Biochemical and biophysical research communications

Chenodeoxycholic acid attenuates ovalbumin-induced airway inflammation in murine model of asthma by inhibiting the T(H)2 cytokines.

PMID 26067554

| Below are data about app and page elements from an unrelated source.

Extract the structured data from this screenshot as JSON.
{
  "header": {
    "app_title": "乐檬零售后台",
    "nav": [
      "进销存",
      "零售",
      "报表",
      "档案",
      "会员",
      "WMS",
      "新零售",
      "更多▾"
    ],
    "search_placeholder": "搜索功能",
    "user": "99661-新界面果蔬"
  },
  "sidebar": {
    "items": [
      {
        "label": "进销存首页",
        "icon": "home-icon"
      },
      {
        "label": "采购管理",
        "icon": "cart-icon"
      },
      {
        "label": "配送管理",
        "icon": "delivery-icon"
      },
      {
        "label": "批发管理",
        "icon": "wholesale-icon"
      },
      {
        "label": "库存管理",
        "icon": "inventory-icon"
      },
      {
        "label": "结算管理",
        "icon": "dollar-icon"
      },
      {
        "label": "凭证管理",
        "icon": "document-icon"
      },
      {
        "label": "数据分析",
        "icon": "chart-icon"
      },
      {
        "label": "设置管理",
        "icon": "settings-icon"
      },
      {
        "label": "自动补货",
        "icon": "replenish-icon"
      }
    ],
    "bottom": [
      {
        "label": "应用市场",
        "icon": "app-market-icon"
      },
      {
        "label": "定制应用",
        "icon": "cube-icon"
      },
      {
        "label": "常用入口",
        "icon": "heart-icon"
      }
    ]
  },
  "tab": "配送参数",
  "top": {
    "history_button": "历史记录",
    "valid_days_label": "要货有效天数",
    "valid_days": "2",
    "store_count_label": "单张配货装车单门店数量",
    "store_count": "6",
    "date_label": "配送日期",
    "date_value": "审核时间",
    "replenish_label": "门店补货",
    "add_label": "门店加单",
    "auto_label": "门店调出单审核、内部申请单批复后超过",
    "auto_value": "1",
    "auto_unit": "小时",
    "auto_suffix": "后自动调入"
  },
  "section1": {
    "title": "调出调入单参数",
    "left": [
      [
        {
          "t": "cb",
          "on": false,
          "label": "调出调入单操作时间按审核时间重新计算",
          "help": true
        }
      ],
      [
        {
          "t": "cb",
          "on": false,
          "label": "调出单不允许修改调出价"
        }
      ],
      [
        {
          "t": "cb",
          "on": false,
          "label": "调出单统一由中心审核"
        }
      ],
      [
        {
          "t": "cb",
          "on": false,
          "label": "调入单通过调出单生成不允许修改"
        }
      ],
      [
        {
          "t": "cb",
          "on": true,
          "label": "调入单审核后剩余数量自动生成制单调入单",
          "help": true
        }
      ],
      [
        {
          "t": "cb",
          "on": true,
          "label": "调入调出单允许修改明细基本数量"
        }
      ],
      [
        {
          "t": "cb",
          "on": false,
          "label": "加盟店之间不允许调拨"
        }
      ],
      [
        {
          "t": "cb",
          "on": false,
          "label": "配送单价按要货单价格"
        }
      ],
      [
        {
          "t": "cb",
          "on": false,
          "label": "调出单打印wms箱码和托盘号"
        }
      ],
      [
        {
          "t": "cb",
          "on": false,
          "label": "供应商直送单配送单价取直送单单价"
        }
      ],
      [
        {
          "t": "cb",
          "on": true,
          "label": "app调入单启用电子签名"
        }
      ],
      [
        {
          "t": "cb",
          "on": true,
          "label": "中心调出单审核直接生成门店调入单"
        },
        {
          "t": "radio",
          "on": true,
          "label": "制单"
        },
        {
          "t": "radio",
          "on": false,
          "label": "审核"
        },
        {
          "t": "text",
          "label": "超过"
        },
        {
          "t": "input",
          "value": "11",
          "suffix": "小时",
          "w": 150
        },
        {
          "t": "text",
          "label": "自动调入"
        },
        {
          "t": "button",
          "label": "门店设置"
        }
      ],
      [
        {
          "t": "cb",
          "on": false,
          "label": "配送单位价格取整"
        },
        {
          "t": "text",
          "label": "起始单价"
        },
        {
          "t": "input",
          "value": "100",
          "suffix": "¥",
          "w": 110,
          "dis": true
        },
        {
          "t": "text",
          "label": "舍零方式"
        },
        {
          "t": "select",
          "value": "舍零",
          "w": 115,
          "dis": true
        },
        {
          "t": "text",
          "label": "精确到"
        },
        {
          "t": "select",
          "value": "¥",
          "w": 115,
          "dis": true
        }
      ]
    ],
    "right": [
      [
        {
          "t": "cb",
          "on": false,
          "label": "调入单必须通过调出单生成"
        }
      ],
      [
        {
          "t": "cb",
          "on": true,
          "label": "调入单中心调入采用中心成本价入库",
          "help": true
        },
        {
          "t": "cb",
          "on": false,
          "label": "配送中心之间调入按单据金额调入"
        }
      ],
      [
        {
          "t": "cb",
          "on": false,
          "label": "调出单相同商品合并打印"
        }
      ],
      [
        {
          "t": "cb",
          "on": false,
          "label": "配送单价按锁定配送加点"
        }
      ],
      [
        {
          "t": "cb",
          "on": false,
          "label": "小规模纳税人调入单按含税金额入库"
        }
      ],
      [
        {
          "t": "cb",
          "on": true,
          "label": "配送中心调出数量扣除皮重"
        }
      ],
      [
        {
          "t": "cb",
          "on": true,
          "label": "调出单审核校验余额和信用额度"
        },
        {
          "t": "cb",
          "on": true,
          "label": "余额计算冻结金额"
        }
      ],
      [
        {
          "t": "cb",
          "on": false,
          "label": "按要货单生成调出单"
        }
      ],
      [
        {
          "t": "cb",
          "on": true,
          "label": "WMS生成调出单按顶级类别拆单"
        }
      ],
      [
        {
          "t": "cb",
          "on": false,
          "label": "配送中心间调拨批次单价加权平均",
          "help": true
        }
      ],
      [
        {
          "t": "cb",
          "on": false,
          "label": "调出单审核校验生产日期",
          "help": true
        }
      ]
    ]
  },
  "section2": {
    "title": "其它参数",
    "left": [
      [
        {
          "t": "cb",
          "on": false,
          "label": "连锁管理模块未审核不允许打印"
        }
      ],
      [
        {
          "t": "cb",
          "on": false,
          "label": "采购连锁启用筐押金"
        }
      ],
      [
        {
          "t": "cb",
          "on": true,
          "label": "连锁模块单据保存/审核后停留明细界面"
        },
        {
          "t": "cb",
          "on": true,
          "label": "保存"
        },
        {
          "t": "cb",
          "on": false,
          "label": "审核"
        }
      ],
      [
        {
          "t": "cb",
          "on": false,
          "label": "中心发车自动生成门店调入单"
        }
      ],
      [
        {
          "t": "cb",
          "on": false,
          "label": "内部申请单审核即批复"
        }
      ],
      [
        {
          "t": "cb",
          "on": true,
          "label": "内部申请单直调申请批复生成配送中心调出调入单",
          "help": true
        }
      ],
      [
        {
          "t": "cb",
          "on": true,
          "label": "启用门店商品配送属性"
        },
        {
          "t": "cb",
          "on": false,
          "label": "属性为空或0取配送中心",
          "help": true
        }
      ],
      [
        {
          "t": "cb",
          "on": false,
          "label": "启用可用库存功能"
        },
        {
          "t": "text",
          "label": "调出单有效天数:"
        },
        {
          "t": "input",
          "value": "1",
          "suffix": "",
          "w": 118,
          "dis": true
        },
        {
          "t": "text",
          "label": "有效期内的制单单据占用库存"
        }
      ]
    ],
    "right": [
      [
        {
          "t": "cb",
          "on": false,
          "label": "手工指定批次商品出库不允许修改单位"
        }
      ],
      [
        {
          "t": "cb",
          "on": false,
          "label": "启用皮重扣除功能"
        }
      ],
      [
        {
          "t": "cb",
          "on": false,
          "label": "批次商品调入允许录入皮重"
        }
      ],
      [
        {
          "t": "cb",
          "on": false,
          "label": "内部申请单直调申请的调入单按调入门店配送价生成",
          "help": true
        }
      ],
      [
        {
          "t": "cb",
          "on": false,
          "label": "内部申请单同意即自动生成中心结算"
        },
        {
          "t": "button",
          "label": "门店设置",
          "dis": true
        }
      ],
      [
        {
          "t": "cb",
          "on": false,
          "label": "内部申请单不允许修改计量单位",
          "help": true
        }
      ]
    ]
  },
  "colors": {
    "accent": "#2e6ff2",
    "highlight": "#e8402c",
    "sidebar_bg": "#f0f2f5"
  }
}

Asthma is a complex highly prevalent airway disease that is a major public health problem for which current treatment options are inadequate. Recently, farnesoid X receptor (FXR) has been shown to exert anti-inflammatory actions in various disease conditions, but there have been no reported investigations of Chenodeoxycholic acid (CDCA), a natural FXR agonist, in allergic airway inflammation. To test the CDCA effectiveness in airway inflammation, ovalbumin (OVA)-induced acute murine asthma model was established. We found that lung tissue express FXR and CDCA administration reduced the severity of the murine allergic airway disease as assessed by pathological and molecular markers associated with the disease. CDCA treatment resulted in fewer infiltrations of cells into the airspace and peribronchial areas, and decreased goblet cell hyperplasia, mucus secretion and serum IgE levels which was increased in mice with OVA-induced allergic asthma. The CDCA treatment further blocked the secretion of TH2 cytokines (IL-4, IL-5 and IL-13) and proinflammatory cytokine TNF-α indicate that the FXR and its agonists may have potential for treating allergic asthma.